On the other hand, Apple, like all technology companies, faces the risk that a competitor with a more compelling product could arise out of nowhere and reshape the industry -- as Apple did over the past decade, devastating once powerful companies like Motorola and Nokia.
"It appears to be a low-risk investment with considerable upside potential...however, I do not think this is an investment that Buffett would make," said David Kass, a Berkshire shareholder and finance professor at the University of Maryland business school. "Todd Combs and/or Ted Weschler...perhaps have a better understanding of the competitive advantages Apple possesses vis a vis the technological challenges it might face in the years ahead."
Berkshire's investment in Apple -- the firm's only new position taken in the quarter -- follows the exits of well-known investors Carl Icahn and David Tepper. Mr. Icahn said last month that he had sold his big stake, telling CNBC at the time that Apple is a great company but no longer a "no-brainer" as an investment choice. He said he worried about the company's ability to succeed in China.
Mr. Icahn made his initial investment, reported to be worth about $1.5 billion, in 2013. He subsequently bought more shares and called for the company to boost its stock buybacks.
Mr. Tepper's Appaloosa Management LP disclosed his sale in a securities filing Friday.
Mr. Combs received an endorsement of his stock-picking skills when Mr. Buffett closed a deal to buy aerospace company Precision Castparts Corp. for $32 billion earlier this year. Mr. Combs began buying shares of Precision in 2012, a year after he joined Berkshire, but Mr. Buffett hadn't followed the company closely until last year.
Although Mr. Combs didn't suggest the deal to his boss, many Berkshire shareholders were reassured that the investment managers were picking stocks that Mr. Buffett approved of. The two men are part of a succession plan that Mr. Buffett has put in place at Berkshire, where his roles as chief executive, chairman and investment manager will be split into three. Mr. Buffett has said his son, Howard Buffett, will be Berkshire's nonexecutive chairman. He hasn't revealed who will replace him as CEO and oversee the conglomerate's giant insurance, industrial, utility and other operations.

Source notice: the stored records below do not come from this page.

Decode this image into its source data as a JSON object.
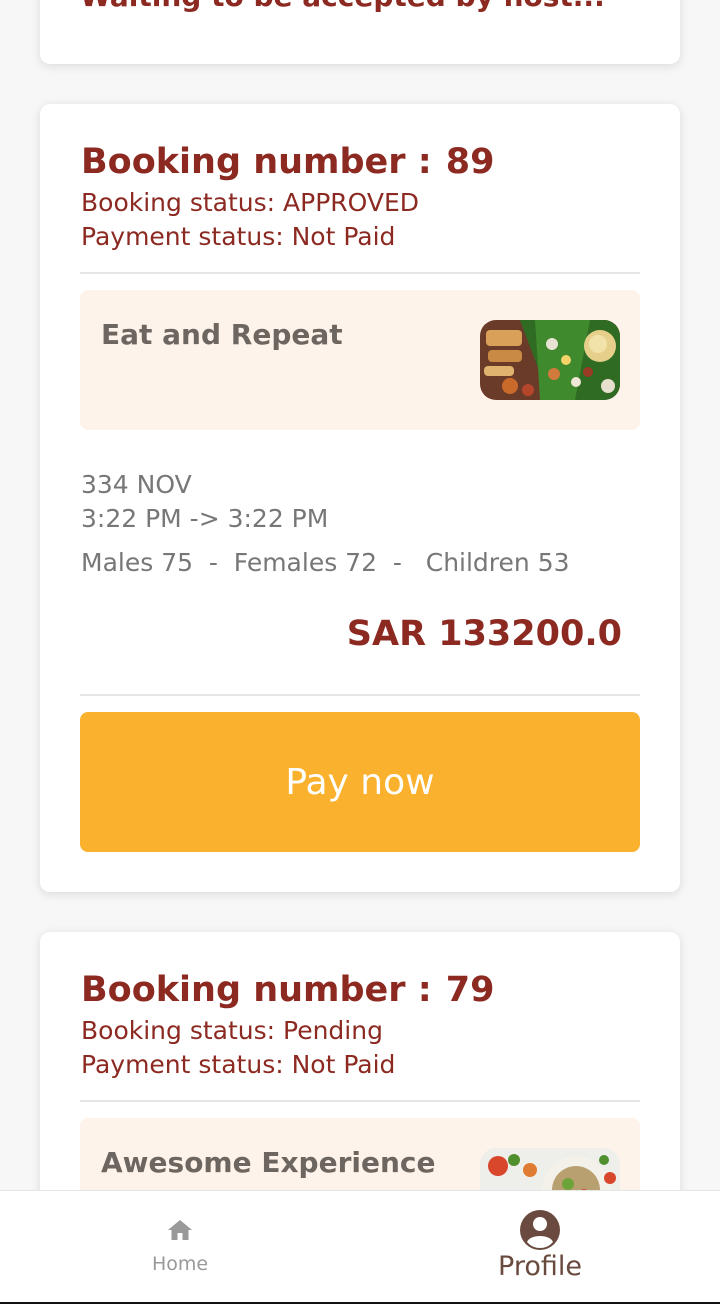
{
  "top_card": {
    "waiting_text": "Waiting to be accepted by host..."
  },
  "bookings": [
    {
      "booking_label": "Booking number :",
      "booking_number": "89",
      "booking_status": "Booking status: APPROVED",
      "payment_status": "Payment status: Not Paid",
      "experience_title": "Eat and Repeat",
      "date": "334 NOV",
      "time_range": "3:22 PM -> 3:22 PM",
      "guests": "Males 75  -  Females 72  -   Children 53",
      "price": "SAR 133200.0",
      "pay_label": "Pay now"
    },
    {
      "booking_label": "Booking number :",
      "booking_number": "79",
      "booking_status": "Booking status: Pending",
      "payment_status": "Payment status: Not Paid",
      "experience_title": "Awesome Experience"
    }
  ],
  "nav": {
    "home_label": "Home",
    "profile_label": "Profile"
  },
  "colors": {
    "brand": "#8c2a22",
    "pay_button": "#fab12d",
    "experience_bg": "#fdf3ea"
  }
}
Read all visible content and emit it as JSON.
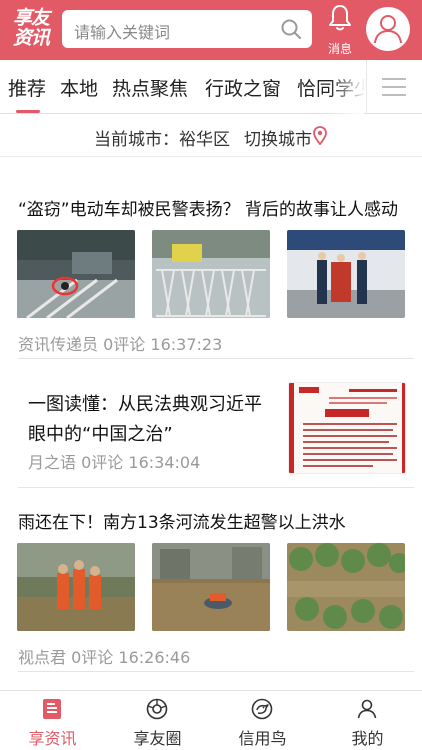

Berkshire's two stock pickers, along with Mr. Buffett's financial assistant Tracy Britt Cool -- he calls them the "three T's" -- are closely involved with various aspects of Berkshire's operations. Both Mr. Combs and Mr. Weschler have worked on deals for the conglomerate, for no extra money, as Mr. Buffett likes to say. Mr. Weschler flew to Germany several times in 2015 to negotiate Berkshire's deal to buy motorcycle gear maker Detlev Louis Motorradvertriebs GmbH.
The two managers also jointly bought DirecTV stock before it was acquired by AT&T Inc. in 2015, having built up a position worth nearly $3 billion to become the satellite company's second-largest shareholder. Berkshire made a tidy profit from the deal, given that they had bought DirecTV shares for much cheaper than what AT&T paid for them.
Mr. Buffett has said that the big, multibillion-dollar stock holdings are his picks, whereas his two investment managers typically buy smaller positions of a few hundred million dollars. Among picks thought to be theirs are companies such as Mastercard Inc., Visa Inc. as well as tech companies like data-analytics firm Verisk Analytics Inc. and Verisign Inc., an Internet domain name provider.
"Hiring these two was one of my best moves," Mr. Buffett said in his latest annual letter.
--Lauren Pollock and Erik Holm contributed to this article.
Corrections & Amplifications: Berkshire exchanged most of its position in Procter & Gamble in the quarter to buy Duracell. An earlier version of this article incorrectly stated the firm sold off the shares. (May 16)